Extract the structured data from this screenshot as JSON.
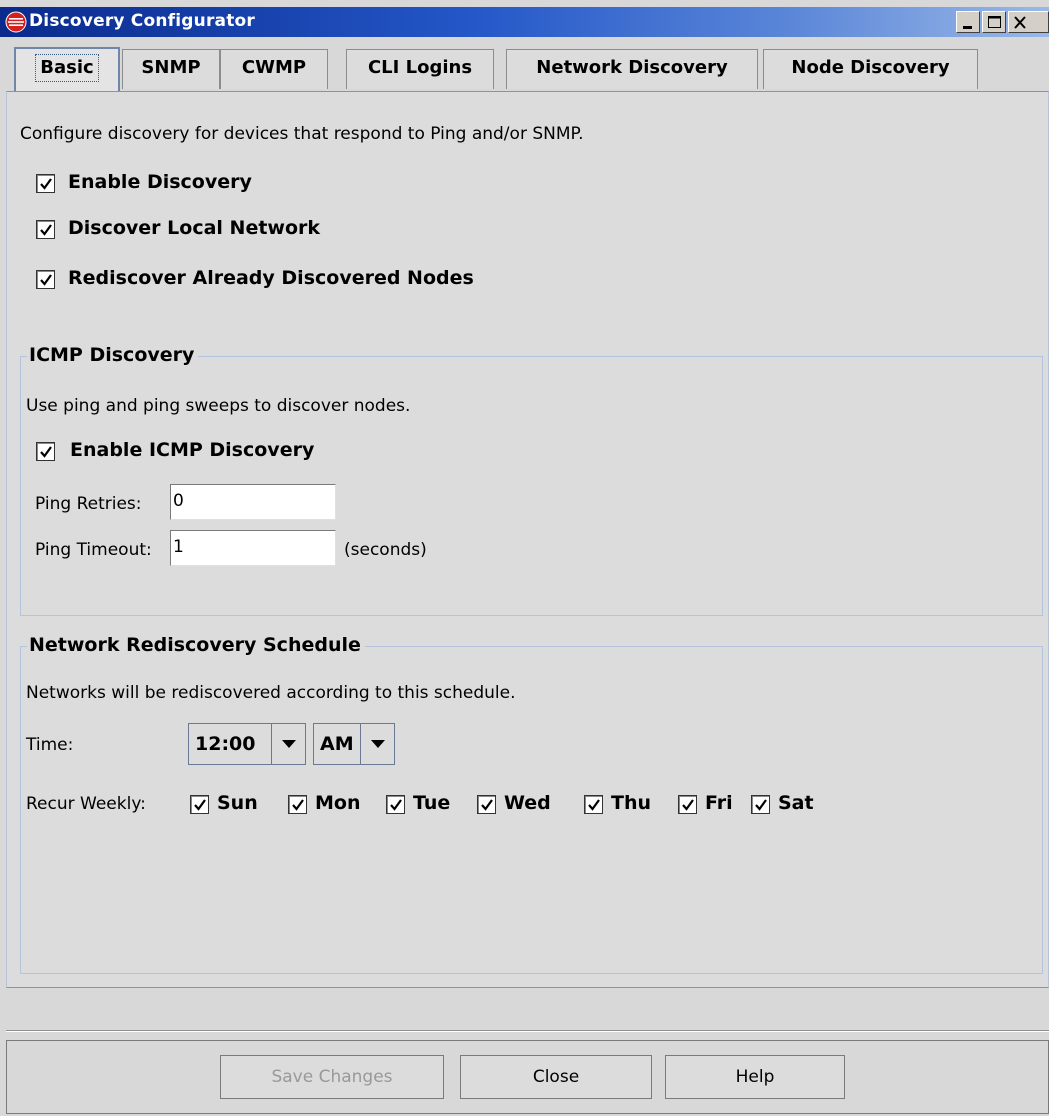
{
  "window": {
    "title": "Discovery Configurator",
    "icon": "app-logo-icon"
  },
  "tabs": [
    {
      "label": "Basic",
      "active": true
    },
    {
      "label": "SNMP"
    },
    {
      "label": "CWMP"
    },
    {
      "label": "CLI Logins"
    },
    {
      "label": "Network Discovery"
    },
    {
      "label": "Node Discovery"
    }
  ],
  "basic": {
    "description": "Configure discovery for devices that respond to Ping and/or SNMP.",
    "enable_discovery": {
      "label": "Enable Discovery",
      "checked": true
    },
    "discover_local": {
      "label": "Discover Local Network",
      "checked": true
    },
    "rediscover": {
      "label": "Rediscover Already Discovered Nodes",
      "checked": true
    }
  },
  "icmp": {
    "title": "ICMP Discovery",
    "description": "Use ping and ping sweeps to discover nodes.",
    "enable": {
      "label": "Enable ICMP Discovery",
      "checked": true
    },
    "retries_label": "Ping Retries:",
    "retries_value": "0",
    "timeout_label": "Ping Timeout:",
    "timeout_value": "1",
    "timeout_unit": "(seconds)"
  },
  "schedule": {
    "title": "Network Rediscovery Schedule",
    "description": "Networks will be rediscovered according to this schedule.",
    "time_label": "Time:",
    "time_value": "12:00",
    "ampm_value": "AM",
    "recur_label": "Recur Weekly:",
    "days": [
      {
        "label": "Sun",
        "checked": true
      },
      {
        "label": "Mon",
        "checked": true
      },
      {
        "label": "Tue",
        "checked": true
      },
      {
        "label": "Wed",
        "checked": true
      },
      {
        "label": "Thu",
        "checked": true
      },
      {
        "label": "Fri",
        "checked": true
      },
      {
        "label": "Sat",
        "checked": true
      }
    ]
  },
  "buttons": {
    "save": "Save Changes",
    "close": "Close",
    "help": "Help"
  }
}
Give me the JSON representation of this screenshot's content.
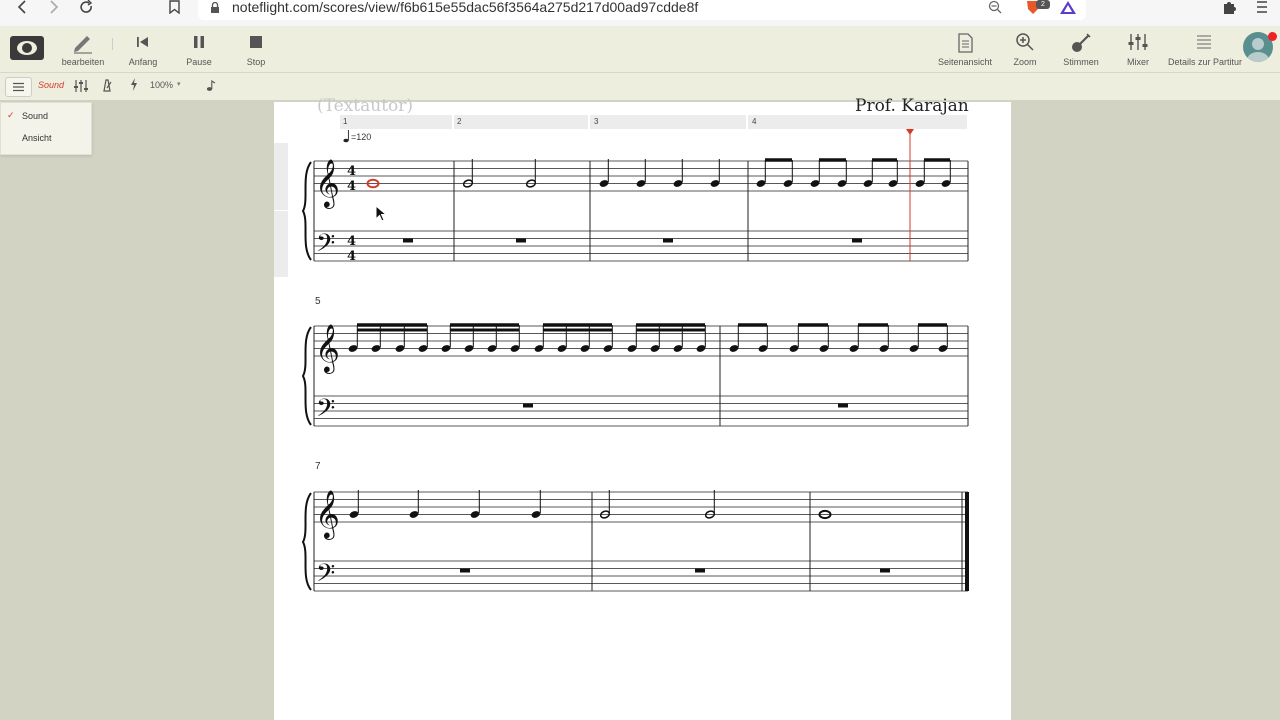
{
  "browser": {
    "url": "noteflight.com/scores/view/f6b615e55dac56f3564a275d217d00ad97cdde8f",
    "extension_badge": "2"
  },
  "toolbar": {
    "edit_label": "bearbeiten",
    "start_label": "Anfang",
    "pause_label": "Pause",
    "stop_label": "Stop",
    "page_view_label": "Seitenansicht",
    "zoom_label": "Zoom",
    "voices_label": "Stimmen",
    "mixer_label": "Mixer",
    "details_label": "Details zur Partitur"
  },
  "subtoolbar": {
    "sound_label": "Sound",
    "zoom_value": "100%"
  },
  "dropdown": {
    "items": [
      {
        "label": "Sound",
        "checked": true
      },
      {
        "label": "Ansicht",
        "checked": false
      }
    ]
  },
  "score": {
    "composer_placeholder": "(Textautor)",
    "composer": "Prof. Karajan",
    "measure_numbers": [
      "1",
      "2",
      "3",
      "4"
    ],
    "tempo": "=120",
    "system_numbers": [
      "5",
      "7"
    ],
    "time_signature": [
      "4",
      "4"
    ]
  },
  "colors": {
    "accent": "#d23a2a",
    "toolbar_bg": "#eeeedf",
    "page_bg": "#d3d3c4"
  }
}
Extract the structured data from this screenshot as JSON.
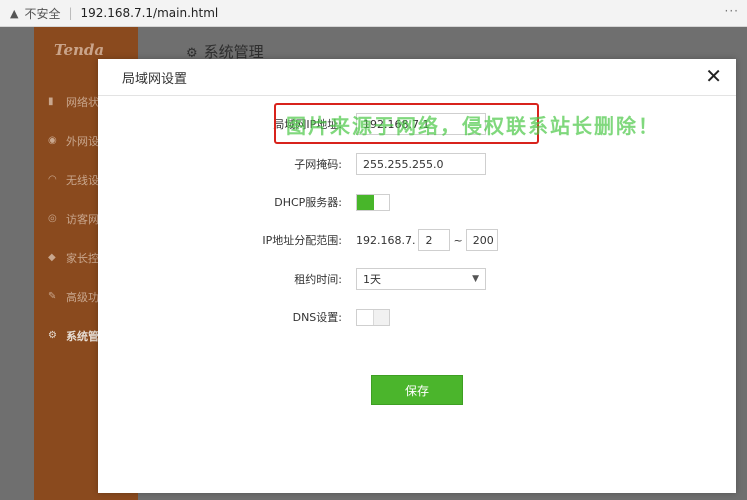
{
  "browser": {
    "security_label": "不安全",
    "url": "192.168.7.1/main.html"
  },
  "app": {
    "logo": "Tenda",
    "title": "系统管理",
    "nav": [
      {
        "label": "网络状"
      },
      {
        "label": "外网设"
      },
      {
        "label": "无线设"
      },
      {
        "label": "访客网"
      },
      {
        "label": "家长控"
      },
      {
        "label": "高级功"
      },
      {
        "label": "系统管"
      }
    ]
  },
  "modal": {
    "title": "局域网设置",
    "fields": {
      "lan_ip": {
        "label": "局域网IP地址:",
        "value": "192.168.7.1"
      },
      "subnet": {
        "label": "子网掩码:",
        "value": "255.255.255.0"
      },
      "dhcp": {
        "label": "DHCP服务器:",
        "enabled": true
      },
      "ip_range": {
        "label": "IP地址分配范围:",
        "prefix": "192.168.7.",
        "start": "2",
        "separator": "~",
        "end": "200"
      },
      "lease": {
        "label": "租约时间:",
        "selected": "1天"
      },
      "dns": {
        "label": "DNS设置:",
        "enabled": false
      }
    },
    "save_label": "保存"
  },
  "watermark": "图片来源于网络，侵权联系站长删除！",
  "colors": {
    "accent_green": "#4bb52c",
    "sidebar_orange": "#8a4a1e",
    "highlight_red": "#d8231c"
  }
}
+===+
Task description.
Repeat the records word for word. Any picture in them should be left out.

Result of the exercise.
Extract the structured data from this screenshot as JSON.
{
  "window": {
    "title": "Discovery Configurator",
    "icon": "app-logo-icon"
  },
  "tabs": [
    {
      "label": "Basic",
      "active": true
    },
    {
      "label": "SNMP"
    },
    {
      "label": "CWMP"
    },
    {
      "label": "CLI Logins"
    },
    {
      "label": "Network Discovery"
    },
    {
      "label": "Node Discovery"
    }
  ],
  "basic": {
    "description": "Configure discovery for devices that respond to Ping and/or SNMP.",
    "enable_discovery": {
      "label": "Enable Discovery",
      "checked": true
    },
    "discover_local": {
      "label": "Discover Local Network",
      "checked": true
    },
    "rediscover": {
      "label": "Rediscover Already Discovered Nodes",
      "checked": true
    }
  },
  "icmp": {
    "title": "ICMP Discovery",
    "description": "Use ping and ping sweeps to discover nodes.",
    "enable": {
      "label": "Enable ICMP Discovery",
      "checked": true
    },
    "retries_label": "Ping Retries:",
    "retries_value": "0",
    "timeout_label": "Ping Timeout:",
    "timeout_value": "1",
    "timeout_unit": "(seconds)"
  },
  "schedule": {
    "title": "Network Rediscovery Schedule",
    "description": "Networks will be rediscovered according to this schedule.",
    "time_label": "Time:",
    "time_value": "12:00",
    "ampm_value": "AM",
    "recur_label": "Recur Weekly:",
    "days": [
      {
        "label": "Sun",
        "checked": true
      },
      {
        "label": "Mon",
        "checked": true
      },
      {
        "label": "Tue",
        "checked": true
      },
      {
        "label": "Wed",
        "checked": true
      },
      {
        "label": "Thu",
        "checked": true
      },
      {
        "label": "Fri",
        "checked": true
      },
      {
        "label": "Sat",
        "checked": true
      }
    ]
  },
  "buttons": {
    "save": "Save Changes",
    "close": "Close",
    "help": "Help"
  }
}
Give me the JSON representation of this screenshot's content.
{
  "browser": {
    "url": "noteflight.com/scores/view/f6b615e55dac56f3564a275d217d00ad97cdde8f",
    "extension_badge": "2"
  },
  "toolbar": {
    "edit_label": "bearbeiten",
    "start_label": "Anfang",
    "pause_label": "Pause",
    "stop_label": "Stop",
    "page_view_label": "Seitenansicht",
    "zoom_label": "Zoom",
    "voices_label": "Stimmen",
    "mixer_label": "Mixer",
    "details_label": "Details zur Partitur"
  },
  "subtoolbar": {
    "sound_label": "Sound",
    "zoom_value": "100%"
  },
  "dropdown": {
    "items": [
      {
        "label": "Sound",
        "checked": true
      },
      {
        "label": "Ansicht",
        "checked": false
      }
    ]
  },
  "score": {
    "composer_placeholder": "(Textautor)",
    "composer": "Prof. Karajan",
    "measure_numbers": [
      "1",
      "2",
      "3",
      "4"
    ],
    "tempo": "=120",
    "system_numbers": [
      "5",
      "7"
    ],
    "time_signature": [
      "4",
      "4"
    ]
  },
  "colors": {
    "accent": "#d23a2a",
    "toolbar_bg": "#eeeedf",
    "page_bg": "#d3d3c4"
  }
}
Extract the structured data from this screenshot as JSON.
{
  "browser": {
    "security_label": "不安全",
    "url": "192.168.7.1/main.html"
  },
  "app": {
    "logo": "Tenda",
    "title": "系统管理",
    "nav": [
      {
        "label": "网络状"
      },
      {
        "label": "外网设"
      },
      {
        "label": "无线设"
      },
      {
        "label": "访客网"
      },
      {
        "label": "家长控"
      },
      {
        "label": "高级功"
      },
      {
        "label": "系统管"
      }
    ]
  },
  "modal": {
    "title": "局域网设置",
    "fields": {
      "lan_ip": {
        "label": "局域网IP地址:",
        "value": "192.168.7.1"
      },
      "subnet": {
        "label": "子网掩码:",
        "value": "255.255.255.0"
      },
      "dhcp": {
        "label": "DHCP服务器:",
        "enabled": true
      },
      "ip_range": {
        "label": "IP地址分配范围:",
        "prefix": "192.168.7.",
        "start": "2",
        "separator": "~",
        "end": "200"
      },
      "lease": {
        "label": "租约时间:",
        "selected": "1天"
      },
      "dns": {
        "label": "DNS设置:",
        "enabled": false
      }
    },
    "save_label": "保存"
  },
  "watermark": "图片来源于网络，侵权联系站长删除！",
  "colors": {
    "accent_green": "#4bb52c",
    "sidebar_orange": "#8a4a1e",
    "highlight_red": "#d8231c"
  }
}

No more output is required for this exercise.